Or step into the Living Hall where a trio of delights includes Hans Holbein the Younger's pensive portrait of "Sir Thomas More", 1527, El Greco's stunning "St Jerome", 1590-1600, and Giovanni Bellini's inspiring "St. Francis in the Desert", 1480. Or the Enamel Room with its gilded icons, the cavernous West Gallery with the immense Turner oils and The Halls by the Garden Court that boast three of the 37 works painted by the Dutch master Johannes Vermeer.

I must confess that I was disappointed not to see my beloved Whistler portraits hanging in the four corners of the East Gallery (they had been put away temporarily to accommodate the Dulwich Picture Gallery exhibition), but that just means I'll have to come back soon! And if you're in the neighborhood, I would urge you to take an hour or so and step back into a different time, a gilded age when an appreciation for fine things was a worthwhile pursuit.
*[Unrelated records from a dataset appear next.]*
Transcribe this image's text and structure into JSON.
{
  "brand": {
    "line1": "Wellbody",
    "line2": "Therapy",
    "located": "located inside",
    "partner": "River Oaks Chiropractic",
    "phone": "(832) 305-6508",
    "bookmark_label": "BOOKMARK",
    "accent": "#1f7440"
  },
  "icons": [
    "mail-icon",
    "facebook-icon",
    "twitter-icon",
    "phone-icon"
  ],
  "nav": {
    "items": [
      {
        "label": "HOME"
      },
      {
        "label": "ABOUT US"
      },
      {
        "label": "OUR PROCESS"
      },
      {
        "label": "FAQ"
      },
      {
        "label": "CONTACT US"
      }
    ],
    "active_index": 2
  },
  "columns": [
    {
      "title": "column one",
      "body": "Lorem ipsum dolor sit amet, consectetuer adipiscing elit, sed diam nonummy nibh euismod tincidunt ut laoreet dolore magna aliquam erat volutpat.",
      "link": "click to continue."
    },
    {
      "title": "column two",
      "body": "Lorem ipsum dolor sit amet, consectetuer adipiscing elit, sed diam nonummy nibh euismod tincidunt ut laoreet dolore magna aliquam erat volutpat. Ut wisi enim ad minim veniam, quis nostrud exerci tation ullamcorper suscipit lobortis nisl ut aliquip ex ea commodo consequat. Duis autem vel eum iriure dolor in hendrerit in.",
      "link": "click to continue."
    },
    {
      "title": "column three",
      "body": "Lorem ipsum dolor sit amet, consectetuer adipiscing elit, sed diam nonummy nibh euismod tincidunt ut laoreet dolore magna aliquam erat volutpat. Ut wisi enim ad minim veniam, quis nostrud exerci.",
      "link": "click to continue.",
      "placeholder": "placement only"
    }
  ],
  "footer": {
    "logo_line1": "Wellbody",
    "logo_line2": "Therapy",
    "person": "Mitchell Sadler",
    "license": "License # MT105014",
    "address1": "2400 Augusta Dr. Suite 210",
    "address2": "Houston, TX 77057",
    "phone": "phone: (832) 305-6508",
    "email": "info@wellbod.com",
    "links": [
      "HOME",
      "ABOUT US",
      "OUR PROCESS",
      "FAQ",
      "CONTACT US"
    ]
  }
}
May 08, 2010

Tears for Nashille

Regular readers of my blog will remember a two part story I posted last September following a wonderful visit to Nashville, Tennessee. I loved every minute in The Music City and explored the sights from The Hermitage Plantation to the Grand Ole Opry. It was an amazing visit - I had not expected such a wealth of interesting things to do and see and the hospitality of the Tennesseans was phenomenal. I couldn't wait to go back.

Now the City of Nashville is recovering from a once-in-a-lifetime flood as the Cumberland River overflowed its banks by some 30 feet. As well as immeasurable damage to private property, many of the city's landmarks have been seriously damaged and forced to close. Not to mention that 33 people lost their lives in Tennessee, Kentucky and Mississippi.
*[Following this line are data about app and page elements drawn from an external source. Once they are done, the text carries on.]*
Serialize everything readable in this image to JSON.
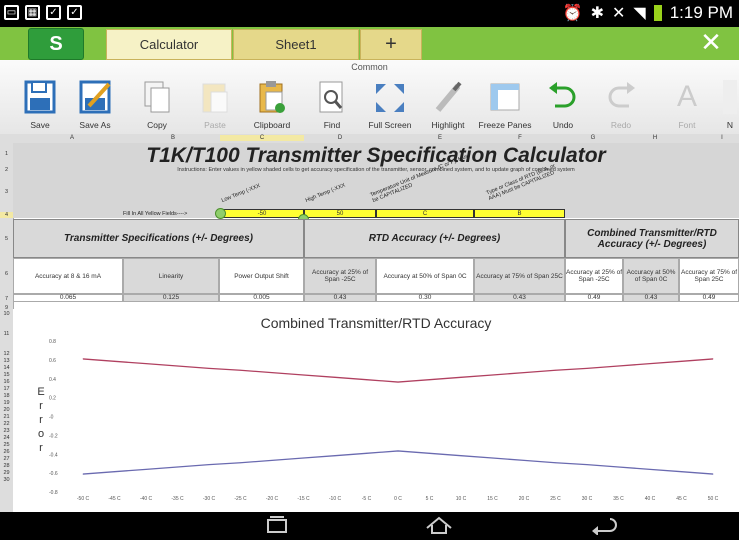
{
  "status_bar": {
    "time": "1:19 PM",
    "left_icons": [
      "screenshot-icon",
      "calendar-icon",
      "check-icon",
      "clipboard-check-icon"
    ],
    "right_icons": [
      "alarm-icon",
      "bluetooth-icon",
      "mute-icon",
      "wifi-icon",
      "battery-icon"
    ]
  },
  "tabs": {
    "app_logo": "S",
    "items": [
      {
        "label": "Calculator"
      },
      {
        "label": "Sheet1"
      },
      {
        "label": "+"
      }
    ],
    "close": "✕"
  },
  "ribbon": {
    "group_label": "Common",
    "buttons": [
      {
        "label": "Save",
        "icon": "save-icon",
        "enabled": true
      },
      {
        "label": "Save As",
        "icon": "save-as-icon",
        "enabled": true
      },
      {
        "label": "Copy",
        "icon": "copy-icon",
        "enabled": true
      },
      {
        "label": "Paste",
        "icon": "paste-icon",
        "enabled": false
      },
      {
        "label": "Clipboard",
        "icon": "clipboard-icon",
        "enabled": true
      },
      {
        "label": "Find",
        "icon": "find-icon",
        "enabled": true
      },
      {
        "label": "Full Screen",
        "icon": "full-screen-icon",
        "enabled": true
      },
      {
        "label": "Highlight",
        "icon": "highlight-icon",
        "enabled": true
      },
      {
        "label": "Freeze Panes",
        "icon": "freeze-panes-icon",
        "enabled": true
      },
      {
        "label": "Undo",
        "icon": "undo-icon",
        "enabled": true
      },
      {
        "label": "Redo",
        "icon": "redo-icon",
        "enabled": false
      },
      {
        "label": "Font",
        "icon": "font-icon",
        "enabled": false
      },
      {
        "label": "N",
        "icon": "number-format-icon",
        "enabled": false
      }
    ]
  },
  "sheet": {
    "columns": [
      "A",
      "B",
      "C",
      "D",
      "E",
      "F",
      "G",
      "H",
      "I"
    ],
    "rows": [
      "1",
      "2",
      "3",
      "4",
      "5",
      "6",
      "7",
      "9",
      "10",
      "11",
      "12",
      "13",
      "14",
      "15",
      "16",
      "17",
      "18",
      "19",
      "20",
      "21",
      "22",
      "23",
      "24",
      "25",
      "26",
      "27",
      "28",
      "29",
      "30"
    ],
    "title": "T1K/T100 Transmitter Specification Calculator",
    "instructions": "Instructions: Enter values in yellow shaded cells to get accuracy specification of the transmitter, sensor, combined system, and to update graph of combined system",
    "rotated_labels": [
      "Low Temp (-XXX",
      "High Temp (-XXX",
      "Temperature Unit of Measure (C or F), Must be CAPITALIZED",
      "Type or Class of RTD (B, A, or AAA) Must be CAPITALIZED"
    ],
    "fill_label": "Fill In All Yellow Fields---->",
    "inputs": {
      "low_temp": "-50",
      "high_temp": "50",
      "unit": "C",
      "rtd_class": "B"
    },
    "section_headers": [
      "Transmitter Specifications (+/- Degrees)",
      "RTD Accuracy (+/- Degrees)",
      "Combined Transmitter/RTD Accuracy (+/- Degrees)"
    ],
    "sub_headers": [
      "Accuracy at 8 & 16 mA",
      "Linearity",
      "Power Output Shift",
      "Accuracy at 25% of Span -25C",
      "Accuracy at 50% of Span 0C",
      "Accuracy at 75% of Span 25C",
      "Accuracy at 25% of Span -25C",
      "Accuracy at 50% of Span 0C",
      "Accuracy at 75% of Span 25C"
    ],
    "values": [
      "0.065",
      "0.125",
      "0.005",
      "0.43",
      "0.30",
      "0.43",
      "0.49",
      "0.43",
      "0.49"
    ]
  },
  "chart_data": {
    "type": "line",
    "title": "Combined Transmitter/RTD Accuracy",
    "ylabel": "Error",
    "ylim": [
      -0.8,
      0.8
    ],
    "yticks": [
      "0.8",
      "0.6",
      "0.4",
      "0.2",
      "-0",
      "-0.2",
      "-0.4",
      "-0.6",
      "-0.8"
    ],
    "categories": [
      "-50 C",
      "-45 C",
      "-40 C",
      "-35 C",
      "-30 C",
      "-25 C",
      "-20 C",
      "-15 C",
      "-10 C",
      "-5 C",
      "0 C",
      "5 C",
      "10 C",
      "15 C",
      "20 C",
      "25 C",
      "30 C",
      "35 C",
      "40 C",
      "45 C",
      "50 C"
    ],
    "series": [
      {
        "color": "#b04060",
        "values": [
          0.61,
          0.585,
          0.56,
          0.535,
          0.51,
          0.49,
          0.465,
          0.44,
          0.415,
          0.39,
          0.365,
          0.39,
          0.415,
          0.44,
          0.465,
          0.49,
          0.51,
          0.535,
          0.56,
          0.585,
          0.61
        ]
      },
      {
        "color": "#6a6ab0",
        "values": [
          -0.61,
          -0.585,
          -0.56,
          -0.535,
          -0.51,
          -0.49,
          -0.465,
          -0.44,
          -0.415,
          -0.39,
          -0.365,
          -0.39,
          -0.415,
          -0.44,
          -0.465,
          -0.49,
          -0.51,
          -0.535,
          -0.56,
          -0.585,
          -0.61
        ]
      }
    ]
  },
  "nav": {
    "recent_icon": "recent-apps-icon",
    "home_icon": "home-icon",
    "back_icon": "back-icon"
  }
}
I don't know if it is because I feel a personal affinity to the city and its residents, but it seemed this story has been somewhat downplayed in the media. I have been in touch with some of my new friends at The Frist Center for the Visual Arts and was relieved to hear that they were, for the most part, fine and the building had survived intact. But a disaster like this affects everyone, regardless of class or color, and all the denizens must pull together to get their city back on its feet.

This blog is simply my little way of saying "Hang tough Nashville - we're with you" Mother Nature dealt you a powerful blow, but you will persevere. It won't be long till that magic circle on the Opry stage is back in the spotlight and I fully intend to pay it a return visit!